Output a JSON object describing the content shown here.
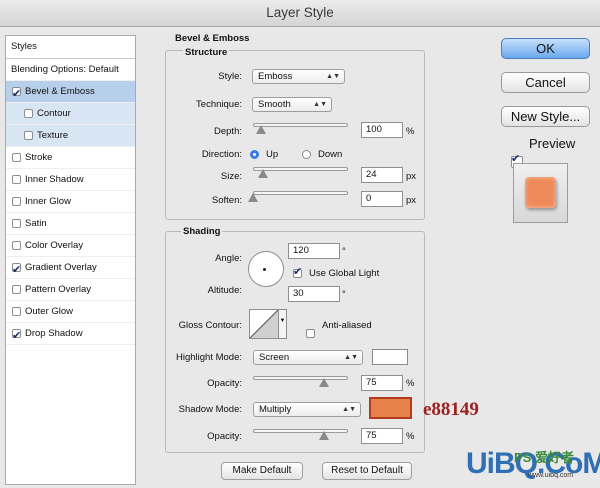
{
  "window": {
    "title": "Layer Style"
  },
  "styles_panel": {
    "header": "Styles",
    "items": [
      {
        "label": "Blending Options: Default",
        "checkbox": false,
        "checked": false
      },
      {
        "label": "Bevel & Emboss",
        "checkbox": true,
        "checked": true
      },
      {
        "label": "Contour",
        "checkbox": true,
        "checked": false
      },
      {
        "label": "Texture",
        "checkbox": true,
        "checked": false
      },
      {
        "label": "Stroke",
        "checkbox": true,
        "checked": false
      },
      {
        "label": "Inner Shadow",
        "checkbox": true,
        "checked": false
      },
      {
        "label": "Inner Glow",
        "checkbox": true,
        "checked": false
      },
      {
        "label": "Satin",
        "checkbox": true,
        "checked": false
      },
      {
        "label": "Color Overlay",
        "checkbox": true,
        "checked": false
      },
      {
        "label": "Gradient Overlay",
        "checkbox": true,
        "checked": true
      },
      {
        "label": "Pattern Overlay",
        "checkbox": true,
        "checked": false
      },
      {
        "label": "Outer Glow",
        "checkbox": true,
        "checked": false
      },
      {
        "label": "Drop Shadow",
        "checkbox": true,
        "checked": true
      }
    ]
  },
  "bevel_emboss": {
    "title": "Bevel & Emboss",
    "structure": {
      "title": "Structure",
      "style_label": "Style:",
      "style_value": "Emboss",
      "technique_label": "Technique:",
      "technique_value": "Smooth",
      "depth_label": "Depth:",
      "depth_value": "100",
      "depth_unit": "%",
      "direction_label": "Direction:",
      "direction_up": "Up",
      "direction_down": "Down",
      "direction_selected": "Up",
      "size_label": "Size:",
      "size_value": "24",
      "size_unit": "px",
      "soften_label": "Soften:",
      "soften_value": "0",
      "soften_unit": "px"
    },
    "shading": {
      "title": "Shading",
      "angle_label": "Angle:",
      "angle_value": "120",
      "angle_unit": "°",
      "global_light_label": "Use Global Light",
      "global_light_checked": true,
      "altitude_label": "Altitude:",
      "altitude_value": "30",
      "altitude_unit": "°",
      "gloss_contour_label": "Gloss Contour:",
      "anti_aliased_label": "Anti-aliased",
      "anti_aliased_checked": false,
      "highlight_mode_label": "Highlight Mode:",
      "highlight_mode_value": "Screen",
      "highlight_color": "#ffffff",
      "highlight_opacity_label": "Opacity:",
      "highlight_opacity_value": "75",
      "highlight_opacity_unit": "%",
      "shadow_mode_label": "Shadow Mode:",
      "shadow_mode_value": "Multiply",
      "shadow_color": "#e88149",
      "shadow_opacity_label": "Opacity:",
      "shadow_opacity_value": "75",
      "shadow_opacity_unit": "%"
    },
    "make_default_button": "Make Default",
    "reset_default_button": "Reset to Default"
  },
  "sliders": {
    "depth": 0.08,
    "size": 0.11,
    "soften": 0.0,
    "highlight_opacity": 0.75,
    "shadow_opacity": 0.75
  },
  "right_panel": {
    "ok_button": "OK",
    "cancel_button": "Cancel",
    "new_style_button": "New Style...",
    "preview_label": "Preview",
    "preview_checked": true,
    "preview_color": "#ef8a5a"
  },
  "annotation": {
    "color_code": "e88149",
    "color": "#9c1f1f"
  },
  "watermark": {
    "brand": "UiBQ.CoM",
    "site_chars": "PS 爱好者",
    "url": "www.uibq.com"
  }
}
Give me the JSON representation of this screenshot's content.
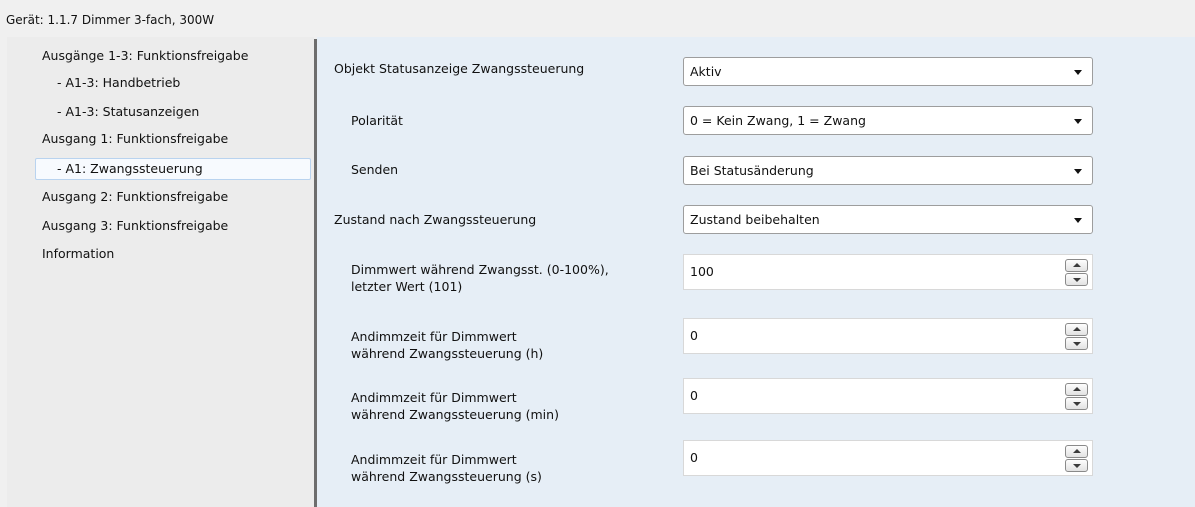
{
  "device": {
    "title": "Gerät: 1.1.7  Dimmer 3-fach, 300W"
  },
  "nav": {
    "items": [
      {
        "label": "Ausgänge 1-3: Funktionsfreigabe"
      },
      {
        "label": "- A1-3: Handbetrieb"
      },
      {
        "label": "- A1-3: Statusanzeigen"
      },
      {
        "label": "Ausgang 1: Funktionsfreigabe"
      },
      {
        "label": "- A1: Zwangssteuerung"
      },
      {
        "label": "Ausgang 2: Funktionsfreigabe"
      },
      {
        "label": "Ausgang 3: Funktionsfreigabe"
      },
      {
        "label": "Information"
      }
    ]
  },
  "params": {
    "status_object": {
      "label": "Objekt Statusanzeige Zwangssteuerung",
      "value": "Aktiv"
    },
    "polarity": {
      "label": "Polarität",
      "value": "0 = Kein Zwang, 1 = Zwang"
    },
    "send": {
      "label": "Senden",
      "value": "Bei Statusänderung"
    },
    "state_after": {
      "label": "Zustand nach Zwangssteuerung",
      "value": "Zustand beibehalten"
    },
    "dim_value": {
      "label_line1": "Dimmwert während Zwangsst. (0-100%),",
      "label_line2": "letzter Wert (101)",
      "value": "100"
    },
    "dim_time_h": {
      "label_line1": "Andimmzeit für Dimmwert",
      "label_line2": "während Zwangssteuerung (h)",
      "value": "0"
    },
    "dim_time_min": {
      "label_line1": "Andimmzeit für Dimmwert",
      "label_line2": "während Zwangssteuerung (min)",
      "value": "0"
    },
    "dim_time_s": {
      "label_line1": "Andimmzeit für Dimmwert",
      "label_line2": "während Zwangssteuerung (s)",
      "value": "0"
    }
  }
}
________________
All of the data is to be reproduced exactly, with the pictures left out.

■ Answer to this problem:
Output a JSON object describing the content shown here.
{
  "window": {
    "title": "Layer Style"
  },
  "styles_panel": {
    "header": "Styles",
    "items": [
      {
        "label": "Blending Options: Default",
        "checkbox": false,
        "checked": false
      },
      {
        "label": "Bevel & Emboss",
        "checkbox": true,
        "checked": true
      },
      {
        "label": "Contour",
        "checkbox": true,
        "checked": false
      },
      {
        "label": "Texture",
        "checkbox": true,
        "checked": false
      },
      {
        "label": "Stroke",
        "checkbox": true,
        "checked": false
      },
      {
        "label": "Inner Shadow",
        "checkbox": true,
        "checked": false
      },
      {
        "label": "Inner Glow",
        "checkbox": true,
        "checked": false
      },
      {
        "label": "Satin",
        "checkbox": true,
        "checked": false
      },
      {
        "label": "Color Overlay",
        "checkbox": true,
        "checked": false
      },
      {
        "label": "Gradient Overlay",
        "checkbox": true,
        "checked": true
      },
      {
        "label": "Pattern Overlay",
        "checkbox": true,
        "checked": false
      },
      {
        "label": "Outer Glow",
        "checkbox": true,
        "checked": false
      },
      {
        "label": "Drop Shadow",
        "checkbox": true,
        "checked": true
      }
    ]
  },
  "bevel_emboss": {
    "title": "Bevel & Emboss",
    "structure": {
      "title": "Structure",
      "style_label": "Style:",
      "style_value": "Emboss",
      "technique_label": "Technique:",
      "technique_value": "Smooth",
      "depth_label": "Depth:",
      "depth_value": "100",
      "depth_unit": "%",
      "direction_label": "Direction:",
      "direction_up": "Up",
      "direction_down": "Down",
      "direction_selected": "Up",
      "size_label": "Size:",
      "size_value": "24",
      "size_unit": "px",
      "soften_label": "Soften:",
      "soften_value": "0",
      "soften_unit": "px"
    },
    "shading": {
      "title": "Shading",
      "angle_label": "Angle:",
      "angle_value": "120",
      "angle_unit": "°",
      "global_light_label": "Use Global Light",
      "global_light_checked": true,
      "altitude_label": "Altitude:",
      "altitude_value": "30",
      "altitude_unit": "°",
      "gloss_contour_label": "Gloss Contour:",
      "anti_aliased_label": "Anti-aliased",
      "anti_aliased_checked": false,
      "highlight_mode_label": "Highlight Mode:",
      "highlight_mode_value": "Screen",
      "highlight_color": "#ffffff",
      "highlight_opacity_label": "Opacity:",
      "highlight_opacity_value": "75",
      "highlight_opacity_unit": "%",
      "shadow_mode_label": "Shadow Mode:",
      "shadow_mode_value": "Multiply",
      "shadow_color": "#e88149",
      "shadow_opacity_label": "Opacity:",
      "shadow_opacity_value": "75",
      "shadow_opacity_unit": "%"
    },
    "make_default_button": "Make Default",
    "reset_default_button": "Reset to Default"
  },
  "sliders": {
    "depth": 0.08,
    "size": 0.11,
    "soften": 0.0,
    "highlight_opacity": 0.75,
    "shadow_opacity": 0.75
  },
  "right_panel": {
    "ok_button": "OK",
    "cancel_button": "Cancel",
    "new_style_button": "New Style...",
    "preview_label": "Preview",
    "preview_checked": true,
    "preview_color": "#ef8a5a"
  },
  "annotation": {
    "color_code": "e88149",
    "color": "#9c1f1f"
  },
  "watermark": {
    "brand": "UiBQ.CoM",
    "site_chars": "PS 爱好者",
    "url": "www.uibq.com"
  }
}
Give me the JSON representation of this screenshot's content.
{
  "device": {
    "title": "Gerät: 1.1.7  Dimmer 3-fach, 300W"
  },
  "nav": {
    "items": [
      {
        "label": "Ausgänge 1-3: Funktionsfreigabe"
      },
      {
        "label": "- A1-3: Handbetrieb"
      },
      {
        "label": "- A1-3: Statusanzeigen"
      },
      {
        "label": "Ausgang 1: Funktionsfreigabe"
      },
      {
        "label": "- A1: Zwangssteuerung"
      },
      {
        "label": "Ausgang 2: Funktionsfreigabe"
      },
      {
        "label": "Ausgang 3: Funktionsfreigabe"
      },
      {
        "label": "Information"
      }
    ]
  },
  "params": {
    "status_object": {
      "label": "Objekt Statusanzeige Zwangssteuerung",
      "value": "Aktiv"
    },
    "polarity": {
      "label": "Polarität",
      "value": "0 = Kein Zwang, 1 = Zwang"
    },
    "send": {
      "label": "Senden",
      "value": "Bei Statusänderung"
    },
    "state_after": {
      "label": "Zustand nach Zwangssteuerung",
      "value": "Zustand beibehalten"
    },
    "dim_value": {
      "label_line1": "Dimmwert während Zwangsst. (0-100%),",
      "label_line2": "letzter Wert (101)",
      "value": "100"
    },
    "dim_time_h": {
      "label_line1": "Andimmzeit für Dimmwert",
      "label_line2": "während Zwangssteuerung (h)",
      "value": "0"
    },
    "dim_time_min": {
      "label_line1": "Andimmzeit für Dimmwert",
      "label_line2": "während Zwangssteuerung (min)",
      "value": "0"
    },
    "dim_time_s": {
      "label_line1": "Andimmzeit für Dimmwert",
      "label_line2": "während Zwangssteuerung (s)",
      "value": "0"
    }
  }
}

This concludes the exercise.